Stored dataset items:
━━━━━━━━━━━━━━━━

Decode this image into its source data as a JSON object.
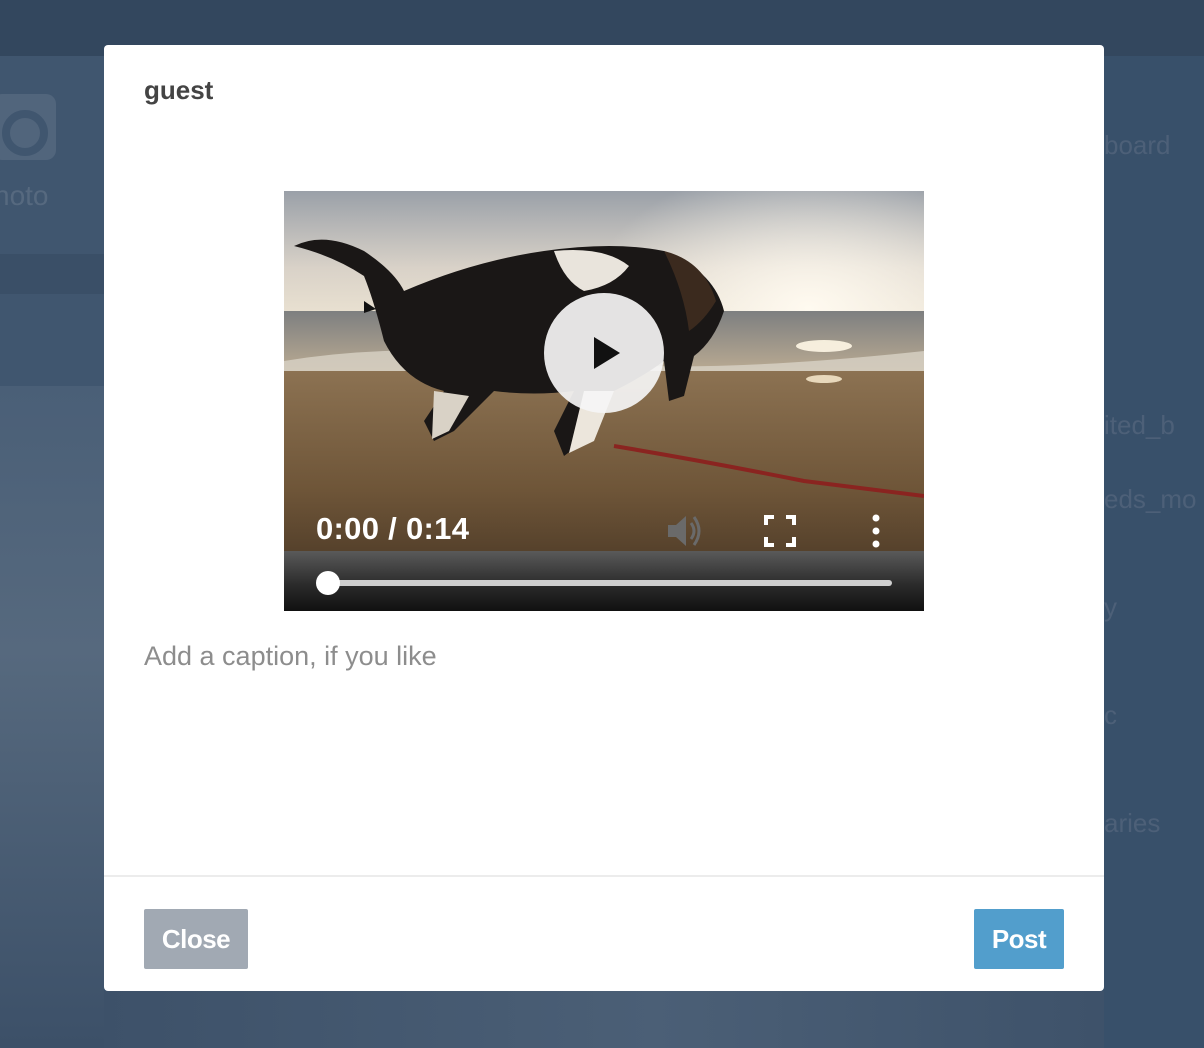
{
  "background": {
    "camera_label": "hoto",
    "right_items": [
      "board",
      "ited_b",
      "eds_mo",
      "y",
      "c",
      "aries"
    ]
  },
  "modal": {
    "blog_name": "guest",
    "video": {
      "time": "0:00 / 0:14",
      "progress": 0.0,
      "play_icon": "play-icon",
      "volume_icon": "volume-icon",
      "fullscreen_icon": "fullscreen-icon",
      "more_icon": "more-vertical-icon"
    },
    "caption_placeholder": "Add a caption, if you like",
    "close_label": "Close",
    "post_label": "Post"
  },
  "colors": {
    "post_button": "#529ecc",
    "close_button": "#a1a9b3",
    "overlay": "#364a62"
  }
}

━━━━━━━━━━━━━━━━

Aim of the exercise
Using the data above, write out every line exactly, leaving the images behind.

Answer for this exercise
Decode this image into its source data as a JSON object.
{
  "background": {
    "camera_label": "hoto",
    "right_items": [
      "board",
      "ited_b",
      "eds_mo",
      "y",
      "c",
      "aries"
    ]
  },
  "modal": {
    "blog_name": "guest",
    "video": {
      "time": "0:00 / 0:14",
      "progress": 0.0,
      "play_icon": "play-icon",
      "volume_icon": "volume-icon",
      "fullscreen_icon": "fullscreen-icon",
      "more_icon": "more-vertical-icon"
    },
    "caption_placeholder": "Add a caption, if you like",
    "close_label": "Close",
    "post_label": "Post"
  },
  "colors": {
    "post_button": "#529ecc",
    "close_button": "#a1a9b3",
    "overlay": "#364a62"
  }
}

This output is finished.